▸ PROBLEM TO WORK ON: Return all of the entries, keeping every word and mark as it is.
*** Begin section ***
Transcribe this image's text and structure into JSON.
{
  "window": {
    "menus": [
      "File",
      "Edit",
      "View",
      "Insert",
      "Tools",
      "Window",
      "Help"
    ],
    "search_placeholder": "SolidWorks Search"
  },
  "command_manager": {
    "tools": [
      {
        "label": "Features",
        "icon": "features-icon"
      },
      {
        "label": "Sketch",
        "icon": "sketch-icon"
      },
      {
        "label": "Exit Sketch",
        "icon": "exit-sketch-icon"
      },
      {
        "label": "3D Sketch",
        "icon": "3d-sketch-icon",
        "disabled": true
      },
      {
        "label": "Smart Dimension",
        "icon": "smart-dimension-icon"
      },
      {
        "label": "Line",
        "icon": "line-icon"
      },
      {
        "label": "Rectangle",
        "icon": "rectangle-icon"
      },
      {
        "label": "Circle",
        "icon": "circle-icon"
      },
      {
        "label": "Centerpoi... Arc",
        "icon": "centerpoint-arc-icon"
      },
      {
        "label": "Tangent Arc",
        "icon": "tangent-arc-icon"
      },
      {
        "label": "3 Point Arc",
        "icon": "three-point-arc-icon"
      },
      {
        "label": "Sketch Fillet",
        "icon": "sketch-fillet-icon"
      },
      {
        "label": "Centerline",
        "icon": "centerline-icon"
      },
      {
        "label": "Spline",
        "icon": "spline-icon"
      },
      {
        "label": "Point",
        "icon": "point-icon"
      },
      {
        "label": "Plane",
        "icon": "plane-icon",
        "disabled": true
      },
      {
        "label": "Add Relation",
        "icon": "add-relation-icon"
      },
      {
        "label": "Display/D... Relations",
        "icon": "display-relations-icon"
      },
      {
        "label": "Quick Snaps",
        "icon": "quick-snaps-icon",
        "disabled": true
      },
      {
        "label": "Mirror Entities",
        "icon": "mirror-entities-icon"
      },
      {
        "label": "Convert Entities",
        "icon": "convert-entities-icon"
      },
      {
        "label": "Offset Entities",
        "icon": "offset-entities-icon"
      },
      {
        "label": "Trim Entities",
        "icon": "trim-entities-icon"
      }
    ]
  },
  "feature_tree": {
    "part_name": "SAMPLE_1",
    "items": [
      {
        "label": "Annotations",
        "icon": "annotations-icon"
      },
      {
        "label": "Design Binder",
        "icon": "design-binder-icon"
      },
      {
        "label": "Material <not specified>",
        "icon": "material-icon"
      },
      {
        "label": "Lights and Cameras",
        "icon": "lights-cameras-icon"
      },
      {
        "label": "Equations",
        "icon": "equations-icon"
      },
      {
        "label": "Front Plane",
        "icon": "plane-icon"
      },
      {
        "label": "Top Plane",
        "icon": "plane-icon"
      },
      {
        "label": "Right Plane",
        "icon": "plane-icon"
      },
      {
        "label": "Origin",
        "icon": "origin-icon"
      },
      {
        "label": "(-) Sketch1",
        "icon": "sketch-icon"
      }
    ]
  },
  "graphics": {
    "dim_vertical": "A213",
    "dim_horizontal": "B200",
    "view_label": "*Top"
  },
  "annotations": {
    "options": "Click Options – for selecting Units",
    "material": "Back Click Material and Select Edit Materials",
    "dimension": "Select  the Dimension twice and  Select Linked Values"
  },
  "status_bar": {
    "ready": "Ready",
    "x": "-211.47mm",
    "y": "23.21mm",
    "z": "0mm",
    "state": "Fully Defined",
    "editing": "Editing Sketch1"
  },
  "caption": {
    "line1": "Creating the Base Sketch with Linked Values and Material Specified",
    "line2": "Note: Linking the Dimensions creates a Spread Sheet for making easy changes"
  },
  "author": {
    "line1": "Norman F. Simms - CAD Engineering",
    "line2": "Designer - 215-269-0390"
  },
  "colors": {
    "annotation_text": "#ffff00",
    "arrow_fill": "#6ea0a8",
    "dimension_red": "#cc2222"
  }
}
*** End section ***
▸ ANSWER SECTION:
Transcribe this image's text and structure into JSON.
{
  "window": {
    "menus": [
      "File",
      "Edit",
      "View",
      "Insert",
      "Tools",
      "Window",
      "Help"
    ],
    "search_placeholder": "SolidWorks Search"
  },
  "command_manager": {
    "tools": [
      {
        "label": "Features",
        "icon": "features-icon"
      },
      {
        "label": "Sketch",
        "icon": "sketch-icon"
      },
      {
        "label": "Exit Sketch",
        "icon": "exit-sketch-icon"
      },
      {
        "label": "3D Sketch",
        "icon": "3d-sketch-icon",
        "disabled": true
      },
      {
        "label": "Smart Dimension",
        "icon": "smart-dimension-icon"
      },
      {
        "label": "Line",
        "icon": "line-icon"
      },
      {
        "label": "Rectangle",
        "icon": "rectangle-icon"
      },
      {
        "label": "Circle",
        "icon": "circle-icon"
      },
      {
        "label": "Centerpoi... Arc",
        "icon": "centerpoint-arc-icon"
      },
      {
        "label": "Tangent Arc",
        "icon": "tangent-arc-icon"
      },
      {
        "label": "3 Point Arc",
        "icon": "three-point-arc-icon"
      },
      {
        "label": "Sketch Fillet",
        "icon": "sketch-fillet-icon"
      },
      {
        "label": "Centerline",
        "icon": "centerline-icon"
      },
      {
        "label": "Spline",
        "icon": "spline-icon"
      },
      {
        "label": "Point",
        "icon": "point-icon"
      },
      {
        "label": "Plane",
        "icon": "plane-icon",
        "disabled": true
      },
      {
        "label": "Add Relation",
        "icon": "add-relation-icon"
      },
      {
        "label": "Display/D... Relations",
        "icon": "display-relations-icon"
      },
      {
        "label": "Quick Snaps",
        "icon": "quick-snaps-icon",
        "disabled": true
      },
      {
        "label": "Mirror Entities",
        "icon": "mirror-entities-icon"
      },
      {
        "label": "Convert Entities",
        "icon": "convert-entities-icon"
      },
      {
        "label": "Offset Entities",
        "icon": "offset-entities-icon"
      },
      {
        "label": "Trim Entities",
        "icon": "trim-entities-icon"
      }
    ]
  },
  "feature_tree": {
    "part_name": "SAMPLE_1",
    "items": [
      {
        "label": "Annotations",
        "icon": "annotations-icon"
      },
      {
        "label": "Design Binder",
        "icon": "design-binder-icon"
      },
      {
        "label": "Material <not specified>",
        "icon": "material-icon"
      },
      {
        "label": "Lights and Cameras",
        "icon": "lights-cameras-icon"
      },
      {
        "label": "Equations",
        "icon": "equations-icon"
      },
      {
        "label": "Front Plane",
        "icon": "plane-icon"
      },
      {
        "label": "Top Plane",
        "icon": "plane-icon"
      },
      {
        "label": "Right Plane",
        "icon": "plane-icon"
      },
      {
        "label": "Origin",
        "icon": "origin-icon"
      },
      {
        "label": "(-) Sketch1",
        "icon": "sketch-icon"
      }
    ]
  },
  "graphics": {
    "dim_vertical": "A213",
    "dim_horizontal": "B200",
    "view_label": "*Top"
  },
  "annotations": {
    "options": "Click Options – for selecting Units",
    "material": "Back Click Material and Select Edit Materials",
    "dimension": "Select  the Dimension twice and  Select Linked Values"
  },
  "status_bar": {
    "ready": "Ready",
    "x": "-211.47mm",
    "y": "23.21mm",
    "z": "0mm",
    "state": "Fully Defined",
    "editing": "Editing Sketch1"
  },
  "caption": {
    "line1": "Creating the Base Sketch with Linked Values and Material Specified",
    "line2": "Note: Linking the Dimensions creates a Spread Sheet for making easy changes"
  },
  "author": {
    "line1": "Norman F. Simms - CAD Engineering",
    "line2": "Designer - 215-269-0390"
  },
  "colors": {
    "annotation_text": "#ffff00",
    "arrow_fill": "#6ea0a8",
    "dimension_red": "#cc2222"
  }
}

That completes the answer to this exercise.